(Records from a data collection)
--*--

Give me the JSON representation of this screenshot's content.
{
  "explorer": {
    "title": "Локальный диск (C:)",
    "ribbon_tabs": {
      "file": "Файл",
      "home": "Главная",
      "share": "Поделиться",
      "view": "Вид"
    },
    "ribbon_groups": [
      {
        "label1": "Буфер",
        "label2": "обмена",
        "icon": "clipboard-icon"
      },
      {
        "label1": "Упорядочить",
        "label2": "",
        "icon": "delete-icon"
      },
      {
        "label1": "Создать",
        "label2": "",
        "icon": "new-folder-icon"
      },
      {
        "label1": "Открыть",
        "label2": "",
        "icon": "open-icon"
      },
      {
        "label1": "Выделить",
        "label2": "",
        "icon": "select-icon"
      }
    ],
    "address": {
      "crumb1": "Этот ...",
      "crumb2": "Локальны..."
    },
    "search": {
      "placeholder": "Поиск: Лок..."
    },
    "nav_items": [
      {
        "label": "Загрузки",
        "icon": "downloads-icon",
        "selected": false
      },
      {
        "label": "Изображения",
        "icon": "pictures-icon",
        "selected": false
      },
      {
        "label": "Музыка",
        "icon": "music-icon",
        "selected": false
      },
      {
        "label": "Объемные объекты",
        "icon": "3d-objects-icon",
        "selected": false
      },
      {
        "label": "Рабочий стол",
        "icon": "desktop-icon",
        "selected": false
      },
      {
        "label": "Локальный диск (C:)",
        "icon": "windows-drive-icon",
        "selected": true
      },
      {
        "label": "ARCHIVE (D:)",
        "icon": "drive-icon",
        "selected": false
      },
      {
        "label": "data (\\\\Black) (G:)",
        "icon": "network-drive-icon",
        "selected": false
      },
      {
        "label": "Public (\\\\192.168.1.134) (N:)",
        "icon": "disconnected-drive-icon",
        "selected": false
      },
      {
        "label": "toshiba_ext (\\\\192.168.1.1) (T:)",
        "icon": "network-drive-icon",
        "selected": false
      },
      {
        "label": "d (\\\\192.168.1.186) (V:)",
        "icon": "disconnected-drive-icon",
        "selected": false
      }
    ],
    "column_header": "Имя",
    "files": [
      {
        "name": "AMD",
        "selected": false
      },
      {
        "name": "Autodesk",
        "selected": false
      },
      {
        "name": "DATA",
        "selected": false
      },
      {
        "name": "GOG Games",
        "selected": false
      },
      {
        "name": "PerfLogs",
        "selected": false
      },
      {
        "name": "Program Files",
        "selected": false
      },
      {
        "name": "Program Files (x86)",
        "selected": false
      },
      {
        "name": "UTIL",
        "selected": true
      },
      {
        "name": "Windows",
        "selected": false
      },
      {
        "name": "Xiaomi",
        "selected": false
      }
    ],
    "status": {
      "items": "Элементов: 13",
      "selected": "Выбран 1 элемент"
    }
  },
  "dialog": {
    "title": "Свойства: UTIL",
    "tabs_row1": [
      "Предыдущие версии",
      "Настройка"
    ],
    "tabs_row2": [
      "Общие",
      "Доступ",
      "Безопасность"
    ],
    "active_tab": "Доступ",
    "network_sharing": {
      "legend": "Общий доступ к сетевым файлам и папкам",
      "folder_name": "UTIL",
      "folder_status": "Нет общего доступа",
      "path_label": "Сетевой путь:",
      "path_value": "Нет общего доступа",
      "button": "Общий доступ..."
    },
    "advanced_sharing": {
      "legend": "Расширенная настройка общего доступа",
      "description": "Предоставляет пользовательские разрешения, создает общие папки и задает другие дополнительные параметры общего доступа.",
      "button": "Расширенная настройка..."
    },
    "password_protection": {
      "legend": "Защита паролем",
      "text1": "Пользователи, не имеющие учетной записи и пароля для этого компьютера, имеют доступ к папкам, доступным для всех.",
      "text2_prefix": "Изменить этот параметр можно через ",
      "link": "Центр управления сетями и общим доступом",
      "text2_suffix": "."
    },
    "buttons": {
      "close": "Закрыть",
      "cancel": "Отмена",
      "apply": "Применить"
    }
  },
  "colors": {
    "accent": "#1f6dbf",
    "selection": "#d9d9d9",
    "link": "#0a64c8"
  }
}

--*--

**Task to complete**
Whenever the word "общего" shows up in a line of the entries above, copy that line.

**Solution**
      "folder_status": "Нет общего доступа",
      "path_value": "Нет общего доступа",
      "legend": "Расширенная настройка общего доступа",
      "description": "Предоставляет пользовательские разрешения, создает общие папки и задает другие дополнительные параметры общего доступа.",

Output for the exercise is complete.